Photo by @topgold of tablet operations.
THE ONLY REASON we need a PC (or a laptop or a Mac) in the house is to satisfy our two-year-old's fascination with keys that move.
Like many other families, we don't feel the need to get a PC for the kids. The kids have shown us this by their head-long immersive activities with the iPad, Xoom, Xperia, Lumia and iTouch. They have what they want in hand and often know what icon to tap to pull what they desire from a web service.
I had expected to put an XBox Kinect into the sitting room by now but the television screen has acquired an annoying habit of switching off for three or four seconds every 15 minutes. That kind of misbehaviour would affect game play more than it disrupts the movies we want to watch on the 32" screen.
At work, we're still buying desktop units. I've rejected mine, however. There's no place on my standing desk for a big screen.

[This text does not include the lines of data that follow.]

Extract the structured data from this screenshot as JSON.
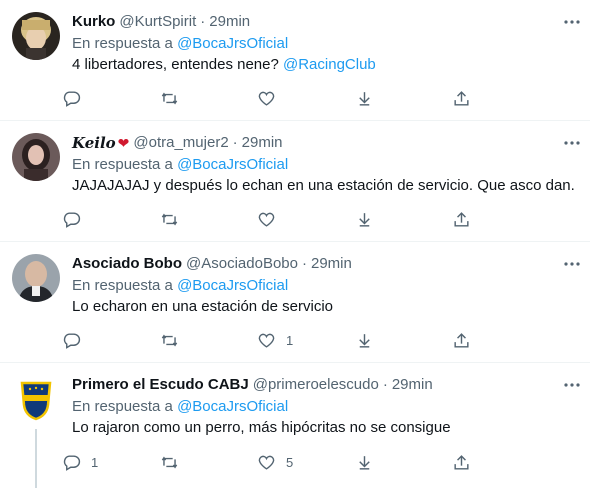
{
  "reply_prefix": "En respuesta a",
  "tweets": [
    {
      "name": "Kurko",
      "handle": "@KurtSpirit",
      "time": "29min",
      "reply_to": "@BocaJrsOficial",
      "text": "4 libertadores, entendes nene?",
      "text_mention": "@RacingClub",
      "counts": {
        "reply": "",
        "retweet": "",
        "like": ""
      }
    },
    {
      "name": "Keilo",
      "name_emoji": "❤",
      "handle": "@otra_mujer2",
      "time": "29min",
      "reply_to": "@BocaJrsOficial",
      "text": "JAJAJAJAJ y después lo echan en una estación de servicio. Que asco dan.",
      "counts": {
        "reply": "",
        "retweet": "",
        "like": ""
      }
    },
    {
      "name": "Asociado Bobo",
      "handle": "@AsociadoBobo",
      "time": "29min",
      "reply_to": "@BocaJrsOficial",
      "text": "Lo echaron en una estación de servicio",
      "counts": {
        "reply": "",
        "retweet": "",
        "like": "1"
      }
    },
    {
      "name": "Primero el Escudo CABJ",
      "handle": "@primeroelescudo",
      "time": "29min",
      "reply_to": "@BocaJrsOficial",
      "text": "Lo rajaron como un perro, más hipócritas no se consigue",
      "counts": {
        "reply": "1",
        "retweet": "",
        "like": "5"
      }
    }
  ],
  "separator": "·",
  "colors": {
    "accent": "#1d9bf0",
    "secondary_text": "#536471",
    "border": "#eff3f4"
  }
}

We need to get into the process where we buy two dozen tablets every year and place them into a locked trolley for check-out and use by students anywhere on campus. We already have students showing up at the start of their second year with their own iPad or Nexus tablet. They complain about not being able to run all their email and productivity apps because of the way our proxy server handles requests. Hopefully, that glitch will be addressed.
I wonder what lies ahead for businesses that sunk time and money into Microsoft products since the turn of the century. I know some that have made the strategic decision to slip away from Windows--but only a few. The market tells me about a distinct drop in demand for Microsoft consumer products. At the business level, IT administrators may be drawing a line around legacy solutions from Microsoft, aided by press reports about PRISM and State-sanctioned snooping of cloud services.
I'm exploring this idea during the next three months, asking clever fourth year university students what they see in their crystal balls five years from now. I wonder how many of them imagine themselves at a desk, connected to the ethernet, using Microsoft products and services as their primary connection to productivity.
[Bernie Goldbach's long bet is for his 2018 college campus to have more institution-sponsored tablets and e-readers than desktop workstations.]